That was enough for me to decide to investigate. Were there actual benefits to performing Kegel exercises for anyone, even men? I consulted trusty “Dr. Google,” the source of about 80 percent of my medical wisdom (that qualifies, right?), to find out more about Kegel exercises and their benefits for women–and men.
Strengthening the pelvic floor muscles
The pelvic floor is responsible for supporting several internal organs in the lower abdomen of both men and women. Several factors can weaken the pelvic floor muscles, causing them to stretch out and lack supporting strength.
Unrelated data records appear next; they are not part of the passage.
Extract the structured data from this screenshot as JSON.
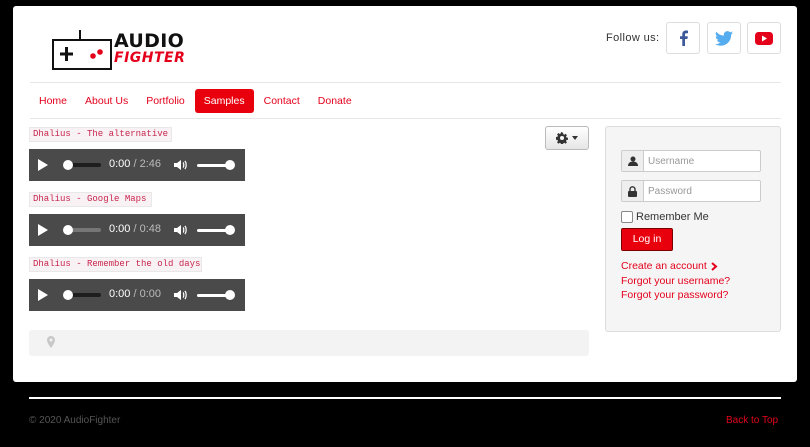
{
  "header": {
    "logo": {
      "line1": "AUDIO",
      "line2": "FIGHTER"
    },
    "follow_label": "Follow us:",
    "social": [
      {
        "icon": "facebook-icon",
        "color": "#3b5998"
      },
      {
        "icon": "twitter-icon",
        "color": "#55acee"
      },
      {
        "icon": "youtube-icon",
        "color": "#e4001b"
      }
    ]
  },
  "nav": {
    "items": [
      {
        "label": "Home",
        "active": false
      },
      {
        "label": "About Us",
        "active": false
      },
      {
        "label": "Portfolio",
        "active": false
      },
      {
        "label": "Samples",
        "active": true
      },
      {
        "label": "Contact",
        "active": false
      },
      {
        "label": "Donate",
        "active": false
      }
    ]
  },
  "tracks": [
    {
      "title": "Dhalius - The alternative",
      "current": "0:00",
      "separator": "/",
      "duration": "2:46"
    },
    {
      "title": "Dhalius - Google Maps",
      "current": "0:00",
      "separator": "/",
      "duration": "0:48"
    },
    {
      "title": "Dhalius - Remember the old days",
      "current": "0:00",
      "separator": "/",
      "duration": "0:00"
    }
  ],
  "login": {
    "username_placeholder": "Username",
    "password_placeholder": "Password",
    "remember_label": "Remember Me",
    "button_label": "Log in",
    "create_account": "Create an account",
    "forgot_username": "Forgot your username?",
    "forgot_password": "Forgot your password?"
  },
  "footer": {
    "copyright": "© 2020 AudioFighter",
    "back_to_top": "Back to Top"
  },
  "colors": {
    "accent": "#e4001b",
    "player_bg": "#4a4a4a",
    "background": "#000000"
  }
}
Aging and weight gain are just a couple of the most common factors that cause this weakening, which can lead to urinal incontinence. For women specifically, pregnancy and childbirth can also cause a drastic decrease in pelvic floor strength. Since these muscles are responsible for supporting the weight of the bladder, womb, and bowels, a weak pelvic floor can lead to a drop or lowering of these organs into the woman’s vagina, leading to conditions such as uterine prolapse. Not only is this uncomfortable but it can also lead to other health issues later in life.
For men, prostate surgeries and other issues can lead to pelvic floor issues, making Kegel exercises beneficial for men too. I suppose my friend and her husband weren’t totally off their rocker…
So…how do you do them?
Kegel exercises can be simple, but they are also easy to do incorrectly. The most straightforward way to understand the process of strengthening your pelvic floor is to practice clenching the pelvic muscles for a few seconds at a time, and then releasing. This process works for both men and women. Finding those muscles may be difficult for some, but the simplest way to locate the proper muscles is to attempt to stop urinating when you are mid-flow. Be advised though, holding in your urine isn’t something you should do repeatedly, as stopping your urine flow repeatedly can lead to other health issues in both men and women. Therefore, once you get the hang of it, only perform Kegel exercises when your bladder is empty.
If you are unsure whether or not you have properly located your pelvic floor muscles or whether or not you are clenching them correctly, you can always ask your doctor. They are likely to be more qualified than Dr. Google…I guess. They can locate the exact muscles you should be aiming for, and they can also help you to practice clenching them correctly.
The benefits of Kegels aren’t evident immediately. It may take weeks to see real results, but keep it up. Even if you don’t see any real improvements to incontinence or other health issues you may be having, you at least won’t see any negative side effects from performing Kegels properly.